--- ACTIVITY ---
Search the lines of the records for the word "Inge", and copy every line that has it.

--- DATA SHOWN ---
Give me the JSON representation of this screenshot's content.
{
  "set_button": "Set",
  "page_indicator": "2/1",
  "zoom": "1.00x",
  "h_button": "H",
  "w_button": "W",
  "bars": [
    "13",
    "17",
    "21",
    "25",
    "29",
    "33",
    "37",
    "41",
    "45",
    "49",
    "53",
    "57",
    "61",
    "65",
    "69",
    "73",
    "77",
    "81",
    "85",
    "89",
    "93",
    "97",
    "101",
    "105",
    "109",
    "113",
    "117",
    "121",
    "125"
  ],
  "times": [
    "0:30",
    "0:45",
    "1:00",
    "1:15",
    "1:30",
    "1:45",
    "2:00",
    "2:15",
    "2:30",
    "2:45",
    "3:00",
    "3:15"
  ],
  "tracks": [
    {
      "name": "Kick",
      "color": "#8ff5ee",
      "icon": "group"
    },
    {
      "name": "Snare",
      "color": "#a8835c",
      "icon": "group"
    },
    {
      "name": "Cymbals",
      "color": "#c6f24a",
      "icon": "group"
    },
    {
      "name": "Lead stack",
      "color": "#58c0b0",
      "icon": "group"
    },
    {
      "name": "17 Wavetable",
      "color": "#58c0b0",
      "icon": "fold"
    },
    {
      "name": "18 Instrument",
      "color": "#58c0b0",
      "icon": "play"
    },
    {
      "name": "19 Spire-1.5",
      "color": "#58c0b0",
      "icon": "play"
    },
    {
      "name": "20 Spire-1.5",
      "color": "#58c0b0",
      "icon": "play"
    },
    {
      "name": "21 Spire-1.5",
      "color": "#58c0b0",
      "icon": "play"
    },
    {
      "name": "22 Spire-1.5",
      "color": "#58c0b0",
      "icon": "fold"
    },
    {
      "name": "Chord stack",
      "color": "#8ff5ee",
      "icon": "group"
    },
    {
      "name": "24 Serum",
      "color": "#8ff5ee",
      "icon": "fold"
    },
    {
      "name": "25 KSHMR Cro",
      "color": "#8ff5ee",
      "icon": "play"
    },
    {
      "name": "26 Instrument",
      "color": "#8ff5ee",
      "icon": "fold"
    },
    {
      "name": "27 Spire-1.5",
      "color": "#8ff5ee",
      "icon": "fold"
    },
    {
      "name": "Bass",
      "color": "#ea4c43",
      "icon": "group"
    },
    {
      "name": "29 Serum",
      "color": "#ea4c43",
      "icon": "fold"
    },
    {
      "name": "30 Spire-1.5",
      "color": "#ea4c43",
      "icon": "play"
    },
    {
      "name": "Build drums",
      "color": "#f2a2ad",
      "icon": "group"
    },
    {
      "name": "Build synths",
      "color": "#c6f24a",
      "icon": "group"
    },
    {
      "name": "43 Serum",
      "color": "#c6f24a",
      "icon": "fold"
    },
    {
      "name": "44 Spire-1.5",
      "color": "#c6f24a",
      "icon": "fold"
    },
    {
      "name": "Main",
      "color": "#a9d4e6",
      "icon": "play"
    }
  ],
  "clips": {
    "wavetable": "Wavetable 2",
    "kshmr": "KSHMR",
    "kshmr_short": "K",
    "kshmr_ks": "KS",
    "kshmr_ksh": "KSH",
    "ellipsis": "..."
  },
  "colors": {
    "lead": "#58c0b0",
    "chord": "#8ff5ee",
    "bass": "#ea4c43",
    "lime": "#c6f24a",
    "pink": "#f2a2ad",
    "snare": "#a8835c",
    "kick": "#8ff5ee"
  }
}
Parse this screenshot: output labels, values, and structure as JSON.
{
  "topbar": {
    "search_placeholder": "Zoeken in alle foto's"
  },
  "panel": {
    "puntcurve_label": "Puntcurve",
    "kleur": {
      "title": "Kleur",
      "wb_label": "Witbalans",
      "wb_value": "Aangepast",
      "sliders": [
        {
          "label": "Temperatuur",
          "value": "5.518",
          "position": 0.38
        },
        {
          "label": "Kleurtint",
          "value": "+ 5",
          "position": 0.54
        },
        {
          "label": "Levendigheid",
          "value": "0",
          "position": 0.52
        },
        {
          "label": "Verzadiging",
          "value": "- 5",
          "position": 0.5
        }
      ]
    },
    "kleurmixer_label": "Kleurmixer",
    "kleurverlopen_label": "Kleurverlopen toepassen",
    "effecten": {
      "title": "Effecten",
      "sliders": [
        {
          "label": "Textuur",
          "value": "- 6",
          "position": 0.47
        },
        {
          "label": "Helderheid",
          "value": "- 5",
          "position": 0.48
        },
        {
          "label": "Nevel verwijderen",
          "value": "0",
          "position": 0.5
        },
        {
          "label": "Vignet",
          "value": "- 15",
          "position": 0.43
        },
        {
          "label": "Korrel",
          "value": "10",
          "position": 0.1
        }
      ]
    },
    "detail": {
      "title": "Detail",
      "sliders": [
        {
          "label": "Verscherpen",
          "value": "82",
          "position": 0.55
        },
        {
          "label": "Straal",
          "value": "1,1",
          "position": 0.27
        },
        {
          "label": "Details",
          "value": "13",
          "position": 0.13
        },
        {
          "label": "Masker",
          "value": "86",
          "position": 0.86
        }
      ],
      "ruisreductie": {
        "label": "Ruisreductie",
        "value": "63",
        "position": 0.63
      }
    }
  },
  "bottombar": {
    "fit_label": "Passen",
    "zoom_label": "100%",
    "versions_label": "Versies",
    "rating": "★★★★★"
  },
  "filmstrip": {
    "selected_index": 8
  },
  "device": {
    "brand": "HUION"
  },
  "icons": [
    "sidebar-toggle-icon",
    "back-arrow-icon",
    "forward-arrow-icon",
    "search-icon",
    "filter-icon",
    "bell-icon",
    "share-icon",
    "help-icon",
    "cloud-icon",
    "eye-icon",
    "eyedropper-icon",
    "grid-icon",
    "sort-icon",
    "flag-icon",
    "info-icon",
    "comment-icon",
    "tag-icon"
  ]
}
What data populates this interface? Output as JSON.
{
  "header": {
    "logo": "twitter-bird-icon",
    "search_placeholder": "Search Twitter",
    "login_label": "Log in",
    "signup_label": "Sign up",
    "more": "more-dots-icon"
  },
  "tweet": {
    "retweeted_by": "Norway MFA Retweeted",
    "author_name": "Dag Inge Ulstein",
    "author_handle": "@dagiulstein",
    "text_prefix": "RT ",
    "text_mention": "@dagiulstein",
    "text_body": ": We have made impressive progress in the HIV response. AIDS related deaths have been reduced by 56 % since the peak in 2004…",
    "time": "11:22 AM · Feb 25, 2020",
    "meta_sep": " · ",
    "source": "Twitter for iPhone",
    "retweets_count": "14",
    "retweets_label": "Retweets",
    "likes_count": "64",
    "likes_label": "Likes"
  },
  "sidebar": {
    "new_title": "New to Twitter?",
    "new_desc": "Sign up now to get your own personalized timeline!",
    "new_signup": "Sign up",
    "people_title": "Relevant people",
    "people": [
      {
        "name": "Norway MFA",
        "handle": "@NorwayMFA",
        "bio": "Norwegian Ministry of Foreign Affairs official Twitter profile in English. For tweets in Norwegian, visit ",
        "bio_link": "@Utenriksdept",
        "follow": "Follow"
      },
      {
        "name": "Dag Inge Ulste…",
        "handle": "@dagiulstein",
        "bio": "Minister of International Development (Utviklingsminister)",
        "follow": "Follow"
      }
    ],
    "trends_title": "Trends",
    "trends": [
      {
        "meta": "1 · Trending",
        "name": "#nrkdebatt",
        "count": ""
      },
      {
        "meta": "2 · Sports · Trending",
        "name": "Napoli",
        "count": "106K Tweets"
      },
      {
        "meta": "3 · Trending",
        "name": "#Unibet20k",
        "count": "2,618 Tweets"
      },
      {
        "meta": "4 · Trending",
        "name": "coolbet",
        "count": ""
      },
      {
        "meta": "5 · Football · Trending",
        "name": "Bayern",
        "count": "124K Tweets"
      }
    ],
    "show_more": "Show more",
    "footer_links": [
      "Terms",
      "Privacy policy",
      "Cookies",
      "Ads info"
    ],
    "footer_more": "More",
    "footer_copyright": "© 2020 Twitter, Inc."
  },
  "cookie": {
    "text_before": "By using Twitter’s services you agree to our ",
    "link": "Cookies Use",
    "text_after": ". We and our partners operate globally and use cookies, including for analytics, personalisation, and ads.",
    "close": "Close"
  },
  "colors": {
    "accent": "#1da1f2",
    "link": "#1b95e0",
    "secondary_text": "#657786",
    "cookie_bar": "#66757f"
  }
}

--- YOUR RESPONSE ---
    "author_name": "Dag Inge Ulstein",
        "name": "Dag Inge Ulste…",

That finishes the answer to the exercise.